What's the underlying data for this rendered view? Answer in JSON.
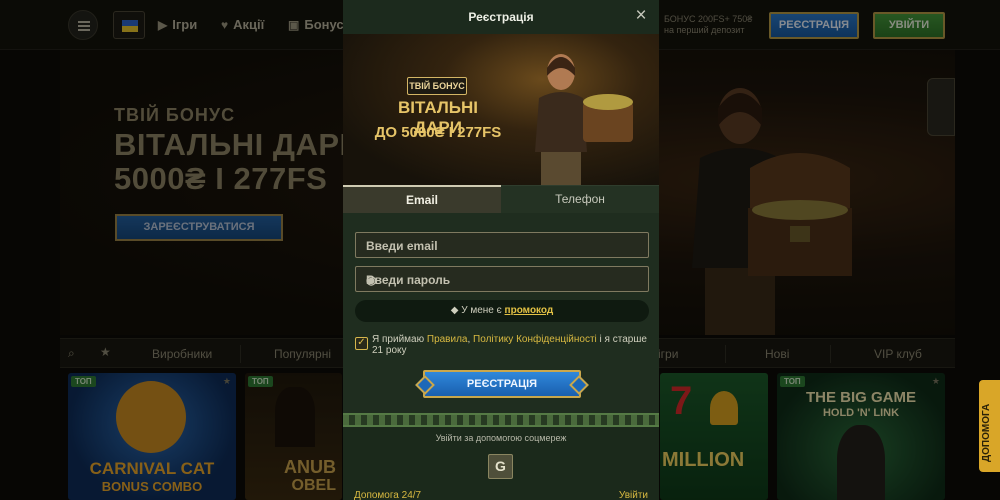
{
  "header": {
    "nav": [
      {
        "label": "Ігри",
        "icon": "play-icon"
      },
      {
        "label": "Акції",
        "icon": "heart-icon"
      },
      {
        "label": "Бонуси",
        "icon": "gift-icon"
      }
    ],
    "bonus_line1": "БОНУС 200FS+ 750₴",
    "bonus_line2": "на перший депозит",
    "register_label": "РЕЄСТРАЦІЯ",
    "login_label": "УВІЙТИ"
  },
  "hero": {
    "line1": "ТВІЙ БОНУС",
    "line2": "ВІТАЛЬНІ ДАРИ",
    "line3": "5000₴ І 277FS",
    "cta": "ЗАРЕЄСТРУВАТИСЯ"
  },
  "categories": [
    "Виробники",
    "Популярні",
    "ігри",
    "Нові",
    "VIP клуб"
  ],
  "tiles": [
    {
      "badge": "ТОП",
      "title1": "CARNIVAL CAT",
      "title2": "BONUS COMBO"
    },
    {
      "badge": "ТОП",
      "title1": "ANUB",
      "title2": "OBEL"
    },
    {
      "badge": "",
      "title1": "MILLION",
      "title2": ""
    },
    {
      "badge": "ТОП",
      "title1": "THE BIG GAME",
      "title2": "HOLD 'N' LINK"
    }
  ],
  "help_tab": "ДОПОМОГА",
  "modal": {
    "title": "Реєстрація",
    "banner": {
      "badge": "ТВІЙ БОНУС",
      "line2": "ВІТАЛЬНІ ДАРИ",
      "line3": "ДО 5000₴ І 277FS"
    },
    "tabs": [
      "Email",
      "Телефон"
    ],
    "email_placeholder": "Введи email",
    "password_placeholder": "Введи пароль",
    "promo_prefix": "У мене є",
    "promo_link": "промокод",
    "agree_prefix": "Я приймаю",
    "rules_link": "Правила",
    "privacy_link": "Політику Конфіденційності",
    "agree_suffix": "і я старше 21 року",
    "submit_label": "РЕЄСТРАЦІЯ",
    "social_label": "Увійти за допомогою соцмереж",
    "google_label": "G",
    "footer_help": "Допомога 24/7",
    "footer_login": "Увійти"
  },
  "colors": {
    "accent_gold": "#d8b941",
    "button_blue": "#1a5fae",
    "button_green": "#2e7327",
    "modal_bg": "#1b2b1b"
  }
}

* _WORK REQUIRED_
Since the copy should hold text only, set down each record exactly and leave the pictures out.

* _TASK RESPONSE_
What's the underlying data for this rendered view? Answer in JSON.
{
  "header": {
    "nav": [
      {
        "label": "Ігри",
        "icon": "play-icon"
      },
      {
        "label": "Акції",
        "icon": "heart-icon"
      },
      {
        "label": "Бонуси",
        "icon": "gift-icon"
      }
    ],
    "bonus_line1": "БОНУС 200FS+ 750₴",
    "bonus_line2": "на перший депозит",
    "register_label": "РЕЄСТРАЦІЯ",
    "login_label": "УВІЙТИ"
  },
  "hero": {
    "line1": "ТВІЙ БОНУС",
    "line2": "ВІТАЛЬНІ ДАРИ",
    "line3": "5000₴ І 277FS",
    "cta": "ЗАРЕЄСТРУВАТИСЯ"
  },
  "categories": [
    "Виробники",
    "Популярні",
    "ігри",
    "Нові",
    "VIP клуб"
  ],
  "tiles": [
    {
      "badge": "ТОП",
      "title1": "CARNIVAL CAT",
      "title2": "BONUS COMBO"
    },
    {
      "badge": "ТОП",
      "title1": "ANUB",
      "title2": "OBEL"
    },
    {
      "badge": "",
      "title1": "MILLION",
      "title2": ""
    },
    {
      "badge": "ТОП",
      "title1": "THE BIG GAME",
      "title2": "HOLD 'N' LINK"
    }
  ],
  "help_tab": "ДОПОМОГА",
  "modal": {
    "title": "Реєстрація",
    "banner": {
      "badge": "ТВІЙ БОНУС",
      "line2": "ВІТАЛЬНІ ДАРИ",
      "line3": "ДО 5000₴ І 277FS"
    },
    "tabs": [
      "Email",
      "Телефон"
    ],
    "email_placeholder": "Введи email",
    "password_placeholder": "Введи пароль",
    "promo_prefix": "У мене є",
    "promo_link": "промокод",
    "agree_prefix": "Я приймаю",
    "rules_link": "Правила",
    "privacy_link": "Політику Конфіденційності",
    "agree_suffix": "і я старше 21 року",
    "submit_label": "РЕЄСТРАЦІЯ",
    "social_label": "Увійти за допомогою соцмереж",
    "google_label": "G",
    "footer_help": "Допомога 24/7",
    "footer_login": "Увійти"
  },
  "colors": {
    "accent_gold": "#d8b941",
    "button_blue": "#1a5fae",
    "button_green": "#2e7327",
    "modal_bg": "#1b2b1b"
  }
}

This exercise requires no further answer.